City of Ottawa's 2017 party planners lack transparency, critics charge
Celebrations Ottawa not subject to access of information laws
Tuesday marks 250 days before the start of Canada's sesquicentennial year, and the City of Ottawa is expected to mark the milestone by unveiling a countdown clock to help residents tick off the minutes until the big party.
But as the buildup to what is being billed as a year-long celebration begins, questions surround the city's plans for 2017 — from delayed fundraising to the transparency of the organization in charge of the celebrations.
"We have a pretty robust governance model," said Guy Laflamme, executive director of the Ottawa 2017 Bureau. "We report to a board of directors composed of officials from the city, from the tourism industry, from the private sector because we will be getting funding from a variety of sources."
However, the minutes of Ottawa 2017's board meetings are not posted, it's not confirmable whether the $20-million fundraising target is being met and the details of the corporate sponsorship — including a reportedly multi-million-dollar deal with CIBC — have been kept secret.
2017 bureau exempt from access laws
It's impossible to learn anything about the Ottawa 2017 Bureau through access to information because the "bureau" is actually a federally incorporated not-for-profit organization called Celebrations Ottawa that is not subject to freedom of information rules.
Almost exactly a year ago, Tourism Ottawa incorporated Celebrations Ottawa.
If there's nothing to hide, then don't hide anything.- Coun.
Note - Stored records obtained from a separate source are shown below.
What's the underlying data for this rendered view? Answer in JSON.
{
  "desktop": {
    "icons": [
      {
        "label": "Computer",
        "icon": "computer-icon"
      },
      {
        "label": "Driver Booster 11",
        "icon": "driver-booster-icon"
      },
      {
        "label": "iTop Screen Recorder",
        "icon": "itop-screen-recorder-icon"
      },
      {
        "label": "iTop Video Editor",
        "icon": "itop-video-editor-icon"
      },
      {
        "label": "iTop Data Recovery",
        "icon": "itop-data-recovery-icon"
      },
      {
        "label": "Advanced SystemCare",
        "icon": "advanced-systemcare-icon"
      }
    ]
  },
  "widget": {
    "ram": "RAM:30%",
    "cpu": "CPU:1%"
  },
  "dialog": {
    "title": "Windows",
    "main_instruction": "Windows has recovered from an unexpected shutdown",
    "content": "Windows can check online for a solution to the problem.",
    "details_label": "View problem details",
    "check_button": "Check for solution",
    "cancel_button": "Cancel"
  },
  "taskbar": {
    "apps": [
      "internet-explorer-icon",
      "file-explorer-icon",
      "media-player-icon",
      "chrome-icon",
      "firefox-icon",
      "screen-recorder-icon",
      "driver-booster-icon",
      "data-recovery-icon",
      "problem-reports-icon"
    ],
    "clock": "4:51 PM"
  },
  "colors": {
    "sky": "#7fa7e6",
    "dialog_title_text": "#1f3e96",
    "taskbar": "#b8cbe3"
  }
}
David Chernushenko
Councillors approved allocating $6 million for 2017 events, but they were not specifically asked to approve the incorporation of the 2017 bureau. (After the fact, council approved naming Mayor Jim Watson and councillors Mathieu Fleury and Jean Cloutier to Celebrations Ottawa's board of directors.)
It's not unusual — nor necessarily inappropriate — for a major event to be run by a separate corporate entity.
That was the case with Quebec City's 400th anniversary and, on a much larger scale, the Vancouver Olympics. But those organizations were criticized for lack of transparency.
"We have been very transparent," insisted Laflamme. "We've never refused any media interviews. And we've been very forthcoming in releasing any information about the cost of our program."
For example, Moment Factory's multi-media event planned for the Lyon LRT station is to cost $3 million.
The agreement between the city and Celebrations Ottawa calls for Laflamme to file updates in the second and fourth quarters to the head of the city's economic development director, Saad Bashir, who also sits on the board of Celebrations Ottawa.
Laflamme told CBC he filed his fourth-quarter update to city staff. According to a city official, the audited fourth-quarter results will go to the board next week, but only reported to councillors "later this year."
Fundraising falling behind?
As well, little information is available on the status of Celebrations Ottawa's fundraising efforts.
According to an August 2015 agreement between the city and Celebrations Ottawa, the city will contribute up to $6 million from mid-2015 to 2017 to the sesquicentennial efforts.
Did the 2017 folks raise $20 million by the end of last year? In a word, no.
Laflamme insists that his office has agreements in principle with potential partners. But unsigned partnerships are not money in the bank.
Furthermore, it's impossible to verify whether the Ottawa 2017 bureau really raised $20 million because the details of the partnerships will not be made public.
Not only are the amounts of the partnerships unknown, but so are other details. Does CIBC have a veto over what projects or events are ultimately approved? It's impossible to check.
In March 2015, the city put out an official call "to secure three to four companies that would be tied to all events and programs starting in 2015, leading up to the full year celebrations in 2017, and continuing into early 2018."
So far, only CIBC has been announced as a company that is sponsoring "all events and programs."
Public funds should mean public disclosure, says observer
Duff Conacher, of Democracy Watch, points out that it appears the 2017 office is receiving about 20 per cent of its funding from the public. And that means the organization should be subject to the same rules as governments.
"When you have an organization that receives public funding that is significant, and is also serving a public function, then those two things mean that it crosses the line and should be treated as a public organization automatically under government accountability laws," said Conacher.
According to University of Ottawa business and law professor Gilles LeVasseur, there's nothing inherently wrong with an organization like Celebrations Ottawa. But he argues that it's in Ottawa's best interest for the city's 2017 office to be more open.
"You're dealing here with the corporate image of a city," said LeVasseur. "When you're dealing with these types of large projects that may impact the image of the city, the city needs to be informed properly of what goes on ... People are not opposed to these types of contracts, They just want to be informed of what goes on, who's doing what, who are the players.
"They want to be feeling there's that relationship of trust with their city."
Capital ward Coun. David Chernushenko says that as the city enters into more agreements with private entities, the city must ensure that they are as transparent as "purely public" bodies.
"If there's nothing to hide," said the Capital ward councillor, "then don't hide anything."
With files from Jean-Sebastien Marier